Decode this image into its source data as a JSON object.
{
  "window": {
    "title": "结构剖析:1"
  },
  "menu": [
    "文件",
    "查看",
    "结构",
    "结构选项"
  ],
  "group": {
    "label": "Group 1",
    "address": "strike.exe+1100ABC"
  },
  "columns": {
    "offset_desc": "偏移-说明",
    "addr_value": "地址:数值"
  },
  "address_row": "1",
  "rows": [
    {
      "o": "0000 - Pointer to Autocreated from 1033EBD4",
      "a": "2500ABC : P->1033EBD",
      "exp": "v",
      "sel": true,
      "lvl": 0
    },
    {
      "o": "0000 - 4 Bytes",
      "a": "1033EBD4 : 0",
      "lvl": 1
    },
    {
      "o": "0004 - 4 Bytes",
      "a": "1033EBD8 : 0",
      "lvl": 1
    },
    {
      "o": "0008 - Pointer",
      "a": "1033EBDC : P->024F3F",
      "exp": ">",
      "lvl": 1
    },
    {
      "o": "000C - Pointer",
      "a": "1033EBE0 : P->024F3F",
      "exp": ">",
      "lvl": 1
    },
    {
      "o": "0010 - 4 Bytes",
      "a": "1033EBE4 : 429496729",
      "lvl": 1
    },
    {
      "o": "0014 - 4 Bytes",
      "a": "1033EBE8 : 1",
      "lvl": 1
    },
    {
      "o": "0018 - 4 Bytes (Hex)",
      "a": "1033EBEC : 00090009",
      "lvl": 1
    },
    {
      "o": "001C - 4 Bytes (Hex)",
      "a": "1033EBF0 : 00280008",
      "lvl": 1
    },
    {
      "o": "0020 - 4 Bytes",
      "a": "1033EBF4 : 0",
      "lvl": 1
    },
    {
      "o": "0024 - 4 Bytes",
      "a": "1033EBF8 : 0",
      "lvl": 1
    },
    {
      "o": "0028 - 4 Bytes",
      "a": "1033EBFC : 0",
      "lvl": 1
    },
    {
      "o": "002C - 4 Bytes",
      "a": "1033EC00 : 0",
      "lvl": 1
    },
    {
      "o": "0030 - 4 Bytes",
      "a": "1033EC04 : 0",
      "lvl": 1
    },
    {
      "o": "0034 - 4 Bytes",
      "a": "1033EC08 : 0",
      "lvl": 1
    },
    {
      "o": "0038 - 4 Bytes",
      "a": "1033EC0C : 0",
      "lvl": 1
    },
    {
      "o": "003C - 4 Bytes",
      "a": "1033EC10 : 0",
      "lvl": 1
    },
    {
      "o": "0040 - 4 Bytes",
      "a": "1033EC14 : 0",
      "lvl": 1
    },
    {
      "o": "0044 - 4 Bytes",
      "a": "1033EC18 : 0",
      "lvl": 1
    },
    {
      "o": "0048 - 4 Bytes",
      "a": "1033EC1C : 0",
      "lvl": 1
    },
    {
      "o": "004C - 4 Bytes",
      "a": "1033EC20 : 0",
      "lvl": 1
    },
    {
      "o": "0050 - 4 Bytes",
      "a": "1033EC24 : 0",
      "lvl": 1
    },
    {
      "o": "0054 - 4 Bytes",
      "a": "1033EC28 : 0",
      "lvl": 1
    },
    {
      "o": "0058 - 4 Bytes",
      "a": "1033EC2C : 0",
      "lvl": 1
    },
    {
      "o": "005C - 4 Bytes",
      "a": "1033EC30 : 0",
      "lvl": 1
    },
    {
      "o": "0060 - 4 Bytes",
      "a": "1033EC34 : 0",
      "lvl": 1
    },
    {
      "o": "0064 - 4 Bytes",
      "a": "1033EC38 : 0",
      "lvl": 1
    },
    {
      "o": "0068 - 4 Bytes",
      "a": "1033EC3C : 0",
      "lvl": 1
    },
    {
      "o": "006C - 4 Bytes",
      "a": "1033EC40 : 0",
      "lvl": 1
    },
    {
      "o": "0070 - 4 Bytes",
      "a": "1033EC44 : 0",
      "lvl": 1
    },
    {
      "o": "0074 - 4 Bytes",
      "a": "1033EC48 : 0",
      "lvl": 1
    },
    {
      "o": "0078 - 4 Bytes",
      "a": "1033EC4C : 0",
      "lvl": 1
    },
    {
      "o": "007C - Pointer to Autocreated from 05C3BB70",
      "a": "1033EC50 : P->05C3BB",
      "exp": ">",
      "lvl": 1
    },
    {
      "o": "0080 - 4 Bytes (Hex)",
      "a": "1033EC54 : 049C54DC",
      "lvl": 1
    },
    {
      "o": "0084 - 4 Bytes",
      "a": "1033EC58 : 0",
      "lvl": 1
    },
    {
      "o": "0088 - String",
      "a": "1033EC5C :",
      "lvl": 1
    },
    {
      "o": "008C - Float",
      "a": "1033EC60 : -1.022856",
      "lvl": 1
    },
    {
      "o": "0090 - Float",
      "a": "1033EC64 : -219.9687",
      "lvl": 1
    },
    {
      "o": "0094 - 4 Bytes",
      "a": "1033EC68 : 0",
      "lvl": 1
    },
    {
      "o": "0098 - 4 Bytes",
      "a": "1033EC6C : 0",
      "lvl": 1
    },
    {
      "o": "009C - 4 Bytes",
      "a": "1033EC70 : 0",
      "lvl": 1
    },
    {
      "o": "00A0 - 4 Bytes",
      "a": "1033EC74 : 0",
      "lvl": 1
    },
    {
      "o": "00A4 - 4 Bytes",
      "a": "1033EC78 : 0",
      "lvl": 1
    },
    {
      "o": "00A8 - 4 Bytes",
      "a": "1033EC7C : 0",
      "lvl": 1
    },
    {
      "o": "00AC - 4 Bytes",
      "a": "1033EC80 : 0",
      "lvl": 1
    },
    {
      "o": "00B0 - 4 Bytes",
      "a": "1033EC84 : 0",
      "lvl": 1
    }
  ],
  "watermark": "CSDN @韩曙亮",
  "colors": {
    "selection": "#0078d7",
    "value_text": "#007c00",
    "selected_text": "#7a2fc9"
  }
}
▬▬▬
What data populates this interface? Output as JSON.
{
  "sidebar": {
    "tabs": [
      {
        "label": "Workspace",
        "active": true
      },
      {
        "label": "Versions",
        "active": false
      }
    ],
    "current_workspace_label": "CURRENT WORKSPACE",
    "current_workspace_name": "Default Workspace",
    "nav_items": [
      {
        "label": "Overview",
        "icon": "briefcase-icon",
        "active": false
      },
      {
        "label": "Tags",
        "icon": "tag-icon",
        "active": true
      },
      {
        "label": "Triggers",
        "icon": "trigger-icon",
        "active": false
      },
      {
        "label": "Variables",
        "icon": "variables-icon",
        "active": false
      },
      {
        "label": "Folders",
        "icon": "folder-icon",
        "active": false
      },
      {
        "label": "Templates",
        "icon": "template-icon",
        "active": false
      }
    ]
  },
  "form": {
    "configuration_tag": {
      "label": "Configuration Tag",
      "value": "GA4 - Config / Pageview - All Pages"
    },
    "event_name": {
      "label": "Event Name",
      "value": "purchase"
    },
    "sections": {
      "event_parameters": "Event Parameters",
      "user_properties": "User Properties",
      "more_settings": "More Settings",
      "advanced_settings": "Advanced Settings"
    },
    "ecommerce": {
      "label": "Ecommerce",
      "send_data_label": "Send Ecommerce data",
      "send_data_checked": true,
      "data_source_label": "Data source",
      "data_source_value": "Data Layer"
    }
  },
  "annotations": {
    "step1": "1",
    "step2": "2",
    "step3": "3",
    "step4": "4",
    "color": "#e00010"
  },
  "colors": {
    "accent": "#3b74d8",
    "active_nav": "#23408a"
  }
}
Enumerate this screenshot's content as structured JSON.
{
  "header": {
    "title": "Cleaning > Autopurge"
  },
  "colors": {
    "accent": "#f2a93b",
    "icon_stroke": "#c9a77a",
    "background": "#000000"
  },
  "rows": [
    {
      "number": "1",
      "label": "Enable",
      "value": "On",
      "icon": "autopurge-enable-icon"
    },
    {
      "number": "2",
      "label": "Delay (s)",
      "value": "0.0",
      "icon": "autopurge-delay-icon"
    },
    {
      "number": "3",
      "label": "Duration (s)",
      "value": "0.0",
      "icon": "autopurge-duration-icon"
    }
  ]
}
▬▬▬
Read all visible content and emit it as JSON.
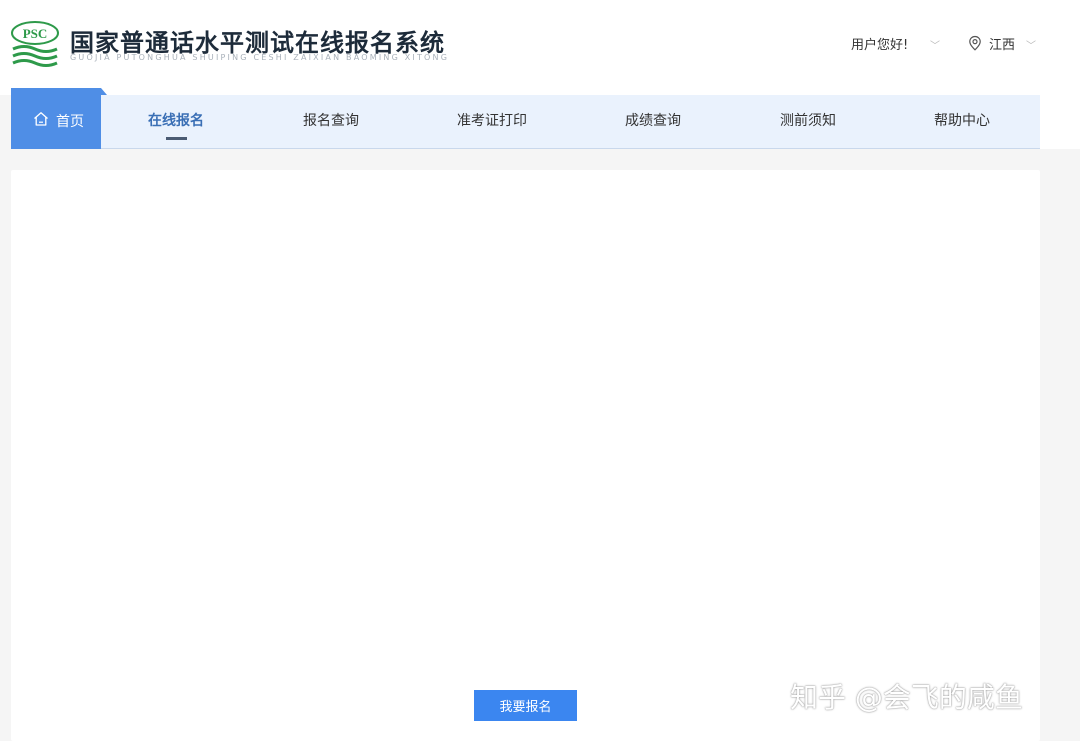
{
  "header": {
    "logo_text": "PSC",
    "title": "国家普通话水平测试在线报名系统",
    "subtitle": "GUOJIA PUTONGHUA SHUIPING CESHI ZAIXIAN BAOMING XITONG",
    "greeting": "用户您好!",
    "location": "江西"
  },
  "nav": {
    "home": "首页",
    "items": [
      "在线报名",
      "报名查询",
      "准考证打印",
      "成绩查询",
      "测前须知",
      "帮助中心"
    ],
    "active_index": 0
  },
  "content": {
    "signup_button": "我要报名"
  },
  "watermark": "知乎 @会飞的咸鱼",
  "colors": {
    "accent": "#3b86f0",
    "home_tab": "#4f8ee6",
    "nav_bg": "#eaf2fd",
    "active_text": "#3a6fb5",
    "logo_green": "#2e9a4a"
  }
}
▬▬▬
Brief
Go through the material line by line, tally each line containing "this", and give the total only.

Answer section
3